How much money do I need to trade forex?
Forex dealers can set their own minimum account sizes, so you will have to ask the dealer how much money you must put up to begin trading. Most dealers will also require you to have a certain amount of money in your account for each transaction. This security deposit, sometimes called margin, is a percentage of the transaction value and may be different for different currencies. A security deposit acts as a performance bond and is not a down payment or partial payment for the transaction.
Dealers who are regulated by NFA are required to calculate and collect security deposits that equal or exceed the percentage set by NFA rules. Although the percentage of the security deposit remains constant, the dollar amount of the security deposit will change with changes in the value of the currency being traded.
The formula for calculating the security deposit is:
Current price of base currency X transaction size X security deposit % = security deposit requirement given in quote currency
Returning to our Euro example with an initial price of $1.2178 for each Euro and a transaction size of 100,000 Euros, a 1% security deposit would be $1,217.80.
$1.2178 X 100,000 X .01 = $1,217.80
Security deposits allow customers to control transactions with a value many times larger than the funds in their accounts. In this example, $1,217.80 would control $121,780 worth of Euros.
Value of Euros = $1.2178 X 100,000 = $121,780
This ability to control a large amount of one currency, in this case the Euro, using a very small percentage of its value is called leverage or gearing. In our example, the leverage is 100:1 because the security deposit controls Euros worth 100 times the amount of the deposit.
Since leverage allows you to control large amounts of currency for a very small amount, it magnifies the percentage amount of your profits and losses. A profit or loss of $1,217.80 on the Euro trans- action is 1% of the full price (with leverage of 1:1) but is 100% of the 1% security deposit. The dollar amount of profits and losses does not change with leverage, however. The profit or loss is $1,217.80 whether the leverage is 100:1 or 25:1 or 1:1.

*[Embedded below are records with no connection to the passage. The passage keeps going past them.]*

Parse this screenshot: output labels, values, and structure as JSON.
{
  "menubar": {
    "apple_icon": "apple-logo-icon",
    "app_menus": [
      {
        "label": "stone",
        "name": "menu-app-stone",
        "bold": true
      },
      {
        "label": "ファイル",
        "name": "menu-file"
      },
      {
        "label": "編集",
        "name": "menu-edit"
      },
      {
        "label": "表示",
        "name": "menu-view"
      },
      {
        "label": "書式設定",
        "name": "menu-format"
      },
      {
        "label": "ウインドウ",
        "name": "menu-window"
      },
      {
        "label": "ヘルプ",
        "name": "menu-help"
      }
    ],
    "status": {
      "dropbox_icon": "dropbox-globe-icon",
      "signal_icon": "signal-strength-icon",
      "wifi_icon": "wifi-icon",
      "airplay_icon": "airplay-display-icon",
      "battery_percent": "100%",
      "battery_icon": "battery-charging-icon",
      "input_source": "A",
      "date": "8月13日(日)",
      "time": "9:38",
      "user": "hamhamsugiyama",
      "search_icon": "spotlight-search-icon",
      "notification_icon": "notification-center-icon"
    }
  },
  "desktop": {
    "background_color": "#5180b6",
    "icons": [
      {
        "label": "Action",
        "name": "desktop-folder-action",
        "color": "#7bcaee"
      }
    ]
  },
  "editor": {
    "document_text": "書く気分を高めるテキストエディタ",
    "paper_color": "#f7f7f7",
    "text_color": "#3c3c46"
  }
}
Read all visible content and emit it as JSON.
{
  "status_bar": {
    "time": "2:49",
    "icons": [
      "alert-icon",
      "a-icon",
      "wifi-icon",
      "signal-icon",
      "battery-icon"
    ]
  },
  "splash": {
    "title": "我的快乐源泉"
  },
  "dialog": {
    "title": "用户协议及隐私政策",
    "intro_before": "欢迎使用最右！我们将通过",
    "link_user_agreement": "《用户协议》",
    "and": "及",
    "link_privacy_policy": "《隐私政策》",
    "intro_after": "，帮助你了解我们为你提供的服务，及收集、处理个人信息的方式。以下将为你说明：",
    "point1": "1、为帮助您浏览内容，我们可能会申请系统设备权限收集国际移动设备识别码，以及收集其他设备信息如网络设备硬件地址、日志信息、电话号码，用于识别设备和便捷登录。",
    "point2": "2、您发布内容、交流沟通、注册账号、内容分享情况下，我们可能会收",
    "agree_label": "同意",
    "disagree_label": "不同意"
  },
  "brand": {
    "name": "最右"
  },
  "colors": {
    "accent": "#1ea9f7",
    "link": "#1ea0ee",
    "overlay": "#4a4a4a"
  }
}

The higher the leverage, the more likely you are to lose your entire investment if exchange rates go down when you expect them to go up (or go up when you expect them to go down). Leverage of 100:1 means that you will lose your initial invest- ment when the currency loses (or gains) 1% of its value, and you will lose more than your initial investment if the currency loses (or gains) more than 1% of its value. If you want to keep the position open, you may have to deposit additional funds to maintain a 1% security deposit.
Some dealers guarantee that you will not lose more than you invest, which includes both the initial deposit and any subse- quent deposits to keep the position open. Other dealers may charge you for losses that are greater than that amount. You should check your agreement with the dealer to see if the agree- ment limits your losses.